(Allow me to simmer down the pot or, perhaps, keep it boiling with a thought about Bob’s penultimate point. No one is required to have a favorite musician. It is possible to admire equally three (or more ) artists who play the same instrument. That is why polls that put musicians in rank order have always irritated me, even though I have been guilty of participating in them. I’m trying to stop. I know first-hand that Jackie McLean admired Desmond and that no one adored Johnny Hodges more than Desmond did. Polls instituted by editors and critics decades ago have helped to encourage a mindset among listeners that musical creativity is a contest. Basketball, tennis, track, soccer and football are contests. Music is music.DR)
Mel Martin says
Mr. Blumenthal’s comments concerning the bridge to Benny Carter’s 1936 classic “When Lights Are Low” seem to reflect the vacuum that music critics often inhabit. Certainly one can prefer a different version from the composer such as Benny Carter’s great big band arrangement where he modulates from F to Ab along with some altered harmonies that no one else seems to play.The original was recorded with a vocal in Eb. The bridge was a typically advanced II-V-I harmonic structure as devised a number of years ahead of the so-called “bebop revolution” and would have been difficult for Miles who surely played that arrangement with Benny Carter in 1946. His decision to simply play the ‘A’ section up a fourth was more of a copout and/or an attempt at doing something different and taking credit for it. But it was no more an attempt at ‘modality” than was the ‘A’ section. Of course, Miles did incorporate modality a number of years later when he appropriated things from Bill Evans. But to arbitrarily decide that a different and weaker bridge was better indicates a total disrespect to the accomplishment of Benny Carter in using II-Vs (and flat 5ths) early on.
To compound matters, many other artists tended to follow Mile’s’ lead and perform “When Lights Are Low” with Miles’ bridge so there are is a lot of misinformation regarding that tune in jazz. To help re-orientate the audience, on my 1994 Enja recording “Mel Martin Plays Benny Carter”, I had Kenny Barron use the bridge as an intro played three times in different stylings, then the quartet played the song using the above mentioned format as played in the big band arrangement which I learned playing in Benny Carter’s Big Band. If Mr. Bulmenthal would like a copy, I would be happy to supply him with it and perhaps, he will begin to understand just why that bridge is so important that it was a disgrace to mutilate it by one of the leading musicians in our music who simply should have known better.

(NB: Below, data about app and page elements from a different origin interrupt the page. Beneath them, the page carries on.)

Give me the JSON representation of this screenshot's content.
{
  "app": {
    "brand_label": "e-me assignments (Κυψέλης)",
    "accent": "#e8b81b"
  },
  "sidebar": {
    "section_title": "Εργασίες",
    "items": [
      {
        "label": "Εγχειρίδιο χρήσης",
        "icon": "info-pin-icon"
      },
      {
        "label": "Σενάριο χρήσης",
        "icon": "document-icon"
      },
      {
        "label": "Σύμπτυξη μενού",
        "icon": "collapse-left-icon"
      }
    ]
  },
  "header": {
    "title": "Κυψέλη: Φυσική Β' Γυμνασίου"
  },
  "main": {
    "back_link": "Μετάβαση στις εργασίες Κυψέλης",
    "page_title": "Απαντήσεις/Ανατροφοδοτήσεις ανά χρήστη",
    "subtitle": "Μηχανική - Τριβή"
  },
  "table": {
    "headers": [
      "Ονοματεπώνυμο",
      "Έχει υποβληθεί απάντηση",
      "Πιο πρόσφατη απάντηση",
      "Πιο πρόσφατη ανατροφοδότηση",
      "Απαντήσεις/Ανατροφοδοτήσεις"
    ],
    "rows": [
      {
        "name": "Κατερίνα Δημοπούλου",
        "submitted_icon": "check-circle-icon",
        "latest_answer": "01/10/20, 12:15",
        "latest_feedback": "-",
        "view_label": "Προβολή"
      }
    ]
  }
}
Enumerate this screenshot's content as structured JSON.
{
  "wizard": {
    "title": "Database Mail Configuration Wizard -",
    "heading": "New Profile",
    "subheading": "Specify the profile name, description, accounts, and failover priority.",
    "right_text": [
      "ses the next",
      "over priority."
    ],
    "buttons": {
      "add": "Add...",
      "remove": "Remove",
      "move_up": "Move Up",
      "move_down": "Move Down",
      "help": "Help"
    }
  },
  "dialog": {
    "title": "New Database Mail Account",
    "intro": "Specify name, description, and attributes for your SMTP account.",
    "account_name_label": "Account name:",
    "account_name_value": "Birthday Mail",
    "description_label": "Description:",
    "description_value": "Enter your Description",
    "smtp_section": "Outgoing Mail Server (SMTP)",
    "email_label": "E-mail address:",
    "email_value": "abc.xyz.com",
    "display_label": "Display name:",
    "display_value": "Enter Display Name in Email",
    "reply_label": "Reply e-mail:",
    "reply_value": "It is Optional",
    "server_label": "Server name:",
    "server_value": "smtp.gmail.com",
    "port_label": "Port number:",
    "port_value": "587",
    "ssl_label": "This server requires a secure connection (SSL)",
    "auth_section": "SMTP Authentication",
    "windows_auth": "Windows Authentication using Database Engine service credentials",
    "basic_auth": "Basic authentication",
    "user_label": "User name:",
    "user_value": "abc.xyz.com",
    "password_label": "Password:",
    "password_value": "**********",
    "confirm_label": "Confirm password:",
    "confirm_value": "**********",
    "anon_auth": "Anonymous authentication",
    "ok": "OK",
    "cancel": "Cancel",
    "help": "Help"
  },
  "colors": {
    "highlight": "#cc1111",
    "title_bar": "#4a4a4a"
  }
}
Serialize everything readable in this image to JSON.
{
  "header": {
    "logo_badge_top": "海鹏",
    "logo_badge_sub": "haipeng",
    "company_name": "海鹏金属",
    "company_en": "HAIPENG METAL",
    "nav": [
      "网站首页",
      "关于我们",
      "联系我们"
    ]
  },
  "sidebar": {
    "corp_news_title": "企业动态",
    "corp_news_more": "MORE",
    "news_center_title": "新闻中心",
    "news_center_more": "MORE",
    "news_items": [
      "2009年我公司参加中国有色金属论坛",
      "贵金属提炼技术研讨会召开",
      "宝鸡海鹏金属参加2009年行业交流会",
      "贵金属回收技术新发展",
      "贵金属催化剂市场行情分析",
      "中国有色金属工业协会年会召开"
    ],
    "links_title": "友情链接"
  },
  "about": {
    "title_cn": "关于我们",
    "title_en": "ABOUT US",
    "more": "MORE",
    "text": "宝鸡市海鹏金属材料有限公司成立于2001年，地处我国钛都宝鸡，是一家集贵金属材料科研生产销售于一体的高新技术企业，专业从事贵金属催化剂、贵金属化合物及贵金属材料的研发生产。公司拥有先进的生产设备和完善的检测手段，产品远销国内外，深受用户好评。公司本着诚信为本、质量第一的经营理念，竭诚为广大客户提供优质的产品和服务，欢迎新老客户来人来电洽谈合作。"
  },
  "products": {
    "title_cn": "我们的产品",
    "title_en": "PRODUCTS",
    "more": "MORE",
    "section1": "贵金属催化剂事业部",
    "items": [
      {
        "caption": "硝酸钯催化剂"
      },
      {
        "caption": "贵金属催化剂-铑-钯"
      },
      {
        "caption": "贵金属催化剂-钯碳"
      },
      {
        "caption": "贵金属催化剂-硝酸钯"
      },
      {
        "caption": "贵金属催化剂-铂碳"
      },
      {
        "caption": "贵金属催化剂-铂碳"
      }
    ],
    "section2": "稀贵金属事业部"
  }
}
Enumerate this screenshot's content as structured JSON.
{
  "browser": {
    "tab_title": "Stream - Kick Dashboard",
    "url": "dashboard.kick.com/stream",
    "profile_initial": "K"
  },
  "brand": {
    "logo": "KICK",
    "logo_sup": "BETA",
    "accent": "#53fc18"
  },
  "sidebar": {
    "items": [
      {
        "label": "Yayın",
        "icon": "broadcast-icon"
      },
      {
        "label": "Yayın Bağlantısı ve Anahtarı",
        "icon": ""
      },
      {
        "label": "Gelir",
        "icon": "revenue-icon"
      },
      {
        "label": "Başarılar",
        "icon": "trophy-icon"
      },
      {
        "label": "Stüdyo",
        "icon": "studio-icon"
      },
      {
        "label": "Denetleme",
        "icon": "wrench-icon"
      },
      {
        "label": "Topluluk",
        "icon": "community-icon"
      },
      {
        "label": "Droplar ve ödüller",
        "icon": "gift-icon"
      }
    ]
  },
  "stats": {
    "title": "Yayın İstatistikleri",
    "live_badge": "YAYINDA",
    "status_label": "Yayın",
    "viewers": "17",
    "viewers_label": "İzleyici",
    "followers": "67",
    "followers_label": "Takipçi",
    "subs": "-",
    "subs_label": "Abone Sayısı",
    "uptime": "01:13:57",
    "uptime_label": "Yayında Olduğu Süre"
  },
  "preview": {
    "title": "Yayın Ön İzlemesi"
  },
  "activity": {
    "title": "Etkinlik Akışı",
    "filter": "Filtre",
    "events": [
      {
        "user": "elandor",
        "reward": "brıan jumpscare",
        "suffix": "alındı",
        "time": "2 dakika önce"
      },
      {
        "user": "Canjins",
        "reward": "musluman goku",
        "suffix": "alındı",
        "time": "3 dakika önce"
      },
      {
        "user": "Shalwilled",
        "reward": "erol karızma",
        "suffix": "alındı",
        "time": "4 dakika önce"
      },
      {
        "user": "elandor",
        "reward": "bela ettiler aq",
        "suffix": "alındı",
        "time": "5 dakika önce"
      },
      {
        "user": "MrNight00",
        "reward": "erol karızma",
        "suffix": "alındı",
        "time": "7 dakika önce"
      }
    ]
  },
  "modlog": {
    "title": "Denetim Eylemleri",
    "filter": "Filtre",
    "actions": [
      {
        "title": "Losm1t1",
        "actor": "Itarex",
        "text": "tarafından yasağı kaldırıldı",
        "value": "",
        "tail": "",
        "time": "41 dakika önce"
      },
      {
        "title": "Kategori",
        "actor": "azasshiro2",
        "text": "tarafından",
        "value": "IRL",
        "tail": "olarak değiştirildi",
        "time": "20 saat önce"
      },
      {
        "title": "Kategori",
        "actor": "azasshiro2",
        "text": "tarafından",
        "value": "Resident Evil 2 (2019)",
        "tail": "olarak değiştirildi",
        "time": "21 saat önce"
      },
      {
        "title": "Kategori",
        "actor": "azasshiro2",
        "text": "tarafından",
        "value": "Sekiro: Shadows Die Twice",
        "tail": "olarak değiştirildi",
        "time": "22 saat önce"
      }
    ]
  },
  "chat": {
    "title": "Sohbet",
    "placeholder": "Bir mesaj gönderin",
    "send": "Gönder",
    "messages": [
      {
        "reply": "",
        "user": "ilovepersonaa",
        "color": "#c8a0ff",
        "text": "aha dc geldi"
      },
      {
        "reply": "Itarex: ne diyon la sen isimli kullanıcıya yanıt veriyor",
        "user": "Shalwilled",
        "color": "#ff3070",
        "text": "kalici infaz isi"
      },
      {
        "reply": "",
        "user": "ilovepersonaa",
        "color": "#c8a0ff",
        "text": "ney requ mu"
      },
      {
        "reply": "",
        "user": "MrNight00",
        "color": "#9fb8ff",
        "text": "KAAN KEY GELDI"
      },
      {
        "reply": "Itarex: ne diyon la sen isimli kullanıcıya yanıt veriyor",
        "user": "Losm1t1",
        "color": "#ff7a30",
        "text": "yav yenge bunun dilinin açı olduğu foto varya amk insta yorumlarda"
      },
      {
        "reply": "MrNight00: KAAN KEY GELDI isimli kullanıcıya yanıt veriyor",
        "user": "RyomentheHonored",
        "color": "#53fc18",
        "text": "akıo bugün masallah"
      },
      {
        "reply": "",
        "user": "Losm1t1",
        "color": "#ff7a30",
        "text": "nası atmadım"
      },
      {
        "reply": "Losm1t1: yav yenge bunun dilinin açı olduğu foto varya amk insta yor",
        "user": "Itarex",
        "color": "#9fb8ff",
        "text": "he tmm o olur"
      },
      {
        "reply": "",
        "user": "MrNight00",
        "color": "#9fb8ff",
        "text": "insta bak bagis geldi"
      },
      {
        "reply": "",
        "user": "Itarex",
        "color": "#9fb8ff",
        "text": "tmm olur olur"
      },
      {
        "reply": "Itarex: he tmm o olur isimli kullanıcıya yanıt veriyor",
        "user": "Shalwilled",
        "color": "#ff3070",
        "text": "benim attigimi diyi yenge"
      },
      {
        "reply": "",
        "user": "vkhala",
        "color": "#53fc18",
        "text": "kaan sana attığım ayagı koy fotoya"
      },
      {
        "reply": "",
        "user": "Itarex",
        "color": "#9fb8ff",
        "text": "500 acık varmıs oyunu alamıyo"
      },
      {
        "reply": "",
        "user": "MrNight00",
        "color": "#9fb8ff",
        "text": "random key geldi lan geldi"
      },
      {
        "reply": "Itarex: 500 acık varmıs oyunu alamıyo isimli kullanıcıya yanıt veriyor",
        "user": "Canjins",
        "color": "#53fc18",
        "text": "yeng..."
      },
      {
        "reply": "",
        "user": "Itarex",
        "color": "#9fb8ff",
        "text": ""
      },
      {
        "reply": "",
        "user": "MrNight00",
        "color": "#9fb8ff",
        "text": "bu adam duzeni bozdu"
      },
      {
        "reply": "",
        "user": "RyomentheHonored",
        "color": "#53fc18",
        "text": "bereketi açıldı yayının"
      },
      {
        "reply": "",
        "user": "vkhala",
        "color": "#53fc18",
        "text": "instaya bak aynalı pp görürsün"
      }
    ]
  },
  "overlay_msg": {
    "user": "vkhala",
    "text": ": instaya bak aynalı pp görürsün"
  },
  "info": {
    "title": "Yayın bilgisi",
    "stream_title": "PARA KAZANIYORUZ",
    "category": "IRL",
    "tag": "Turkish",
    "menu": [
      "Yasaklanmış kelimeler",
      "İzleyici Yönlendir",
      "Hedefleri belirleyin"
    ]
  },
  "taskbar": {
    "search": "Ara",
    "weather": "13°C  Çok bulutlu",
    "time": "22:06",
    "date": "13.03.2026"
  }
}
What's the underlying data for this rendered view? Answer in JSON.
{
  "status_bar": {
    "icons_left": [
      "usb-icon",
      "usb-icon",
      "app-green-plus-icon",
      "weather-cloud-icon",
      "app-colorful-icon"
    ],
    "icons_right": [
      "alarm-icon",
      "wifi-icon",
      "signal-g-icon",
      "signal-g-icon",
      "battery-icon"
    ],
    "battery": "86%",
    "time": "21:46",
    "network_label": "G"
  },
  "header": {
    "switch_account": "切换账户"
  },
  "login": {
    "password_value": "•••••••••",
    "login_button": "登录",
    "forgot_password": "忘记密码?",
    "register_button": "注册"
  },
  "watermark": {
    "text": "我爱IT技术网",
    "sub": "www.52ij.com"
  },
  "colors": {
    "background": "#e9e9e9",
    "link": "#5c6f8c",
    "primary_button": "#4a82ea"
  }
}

O'Sullivan, "Red" says
But, Mr. Blumenthal, the fact remains, and I think it is Mr. Martin’s point too: that bridge is very, very IMPORTANT…
Your idea that Miles’ mutilation is “hipper” is genuinely “far out” to me, and your assertion: “for post-bop improvisers its chordal movement sounds stodgy” is poppycock (just forget that). It is, yes, a real hard sequence, though (Benny Carter was a genius).
I can understand someone loving that record (Miles’ band sounding so great playing whatever they’re playing) but this desicion was not a “hip” one. Far from it. The whole point of that song, more than almost any else I can think of, is its miraculous bridge.
PS.: I sure love Jackie Mac too 🙂